[AVAILABLE RECORDS]

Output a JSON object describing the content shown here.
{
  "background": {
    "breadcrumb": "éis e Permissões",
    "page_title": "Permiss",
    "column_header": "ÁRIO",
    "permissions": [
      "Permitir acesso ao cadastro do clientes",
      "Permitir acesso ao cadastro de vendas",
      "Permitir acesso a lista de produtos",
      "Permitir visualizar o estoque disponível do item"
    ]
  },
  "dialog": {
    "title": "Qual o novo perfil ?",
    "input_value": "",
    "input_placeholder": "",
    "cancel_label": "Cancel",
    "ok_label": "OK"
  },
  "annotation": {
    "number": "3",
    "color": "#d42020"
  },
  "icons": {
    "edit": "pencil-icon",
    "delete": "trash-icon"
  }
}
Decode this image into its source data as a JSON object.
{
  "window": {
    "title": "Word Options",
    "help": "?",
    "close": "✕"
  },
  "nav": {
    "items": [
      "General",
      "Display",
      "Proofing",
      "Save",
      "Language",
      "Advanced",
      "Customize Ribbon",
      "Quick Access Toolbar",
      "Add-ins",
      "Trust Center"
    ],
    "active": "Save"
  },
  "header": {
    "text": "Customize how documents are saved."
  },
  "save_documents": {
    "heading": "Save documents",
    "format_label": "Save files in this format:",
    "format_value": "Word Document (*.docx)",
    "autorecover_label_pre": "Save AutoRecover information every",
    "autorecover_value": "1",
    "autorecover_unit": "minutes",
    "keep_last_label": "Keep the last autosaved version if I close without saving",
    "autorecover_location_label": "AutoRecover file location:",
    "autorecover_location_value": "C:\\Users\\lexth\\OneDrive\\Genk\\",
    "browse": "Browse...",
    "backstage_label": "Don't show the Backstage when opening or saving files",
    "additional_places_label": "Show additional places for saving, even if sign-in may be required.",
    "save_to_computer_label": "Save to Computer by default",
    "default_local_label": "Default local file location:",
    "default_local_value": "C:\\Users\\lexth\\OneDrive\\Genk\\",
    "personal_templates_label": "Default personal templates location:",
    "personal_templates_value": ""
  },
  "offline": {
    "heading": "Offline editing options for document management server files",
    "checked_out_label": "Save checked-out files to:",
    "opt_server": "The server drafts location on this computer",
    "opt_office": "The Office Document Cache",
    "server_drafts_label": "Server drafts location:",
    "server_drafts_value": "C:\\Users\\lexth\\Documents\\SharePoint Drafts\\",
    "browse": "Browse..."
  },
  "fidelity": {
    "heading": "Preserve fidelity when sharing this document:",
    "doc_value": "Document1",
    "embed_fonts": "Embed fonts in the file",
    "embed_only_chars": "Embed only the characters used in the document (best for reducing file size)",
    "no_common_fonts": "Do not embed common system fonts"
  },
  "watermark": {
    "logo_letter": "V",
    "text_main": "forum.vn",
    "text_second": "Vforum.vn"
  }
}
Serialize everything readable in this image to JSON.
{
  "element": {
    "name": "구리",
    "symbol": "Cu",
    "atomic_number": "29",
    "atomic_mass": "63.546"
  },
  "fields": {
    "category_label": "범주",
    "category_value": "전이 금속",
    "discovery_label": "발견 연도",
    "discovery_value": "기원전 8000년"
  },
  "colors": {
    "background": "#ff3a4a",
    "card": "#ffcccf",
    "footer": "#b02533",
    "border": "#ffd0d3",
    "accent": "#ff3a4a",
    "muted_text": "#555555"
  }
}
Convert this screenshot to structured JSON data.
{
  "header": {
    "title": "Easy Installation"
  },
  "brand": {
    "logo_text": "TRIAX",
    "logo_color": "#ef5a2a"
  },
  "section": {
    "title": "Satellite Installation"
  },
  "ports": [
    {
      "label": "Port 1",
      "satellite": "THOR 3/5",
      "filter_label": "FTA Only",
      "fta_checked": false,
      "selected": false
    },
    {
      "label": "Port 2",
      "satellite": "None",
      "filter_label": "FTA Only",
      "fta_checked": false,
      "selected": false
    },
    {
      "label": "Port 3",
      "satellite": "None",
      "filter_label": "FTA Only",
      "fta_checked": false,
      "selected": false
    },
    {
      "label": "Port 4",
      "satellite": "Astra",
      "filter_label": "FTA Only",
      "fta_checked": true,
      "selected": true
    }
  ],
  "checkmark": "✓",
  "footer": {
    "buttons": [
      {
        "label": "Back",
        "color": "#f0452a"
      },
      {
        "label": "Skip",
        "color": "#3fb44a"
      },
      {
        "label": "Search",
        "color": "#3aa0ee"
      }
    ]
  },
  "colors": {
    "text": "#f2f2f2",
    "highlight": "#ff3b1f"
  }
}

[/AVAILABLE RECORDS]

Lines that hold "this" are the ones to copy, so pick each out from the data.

[FINISHED TASK]:
Decode this image into its source data as a JSON object.
    "format_label": "Save files in this format:",
    "opt_server": "The server drafts location on this computer",
    "heading": "Preserve fidelity when sharing this document:",
Serialize everything readable in this image to JSON.
Convert this screenshot to structured JSON data.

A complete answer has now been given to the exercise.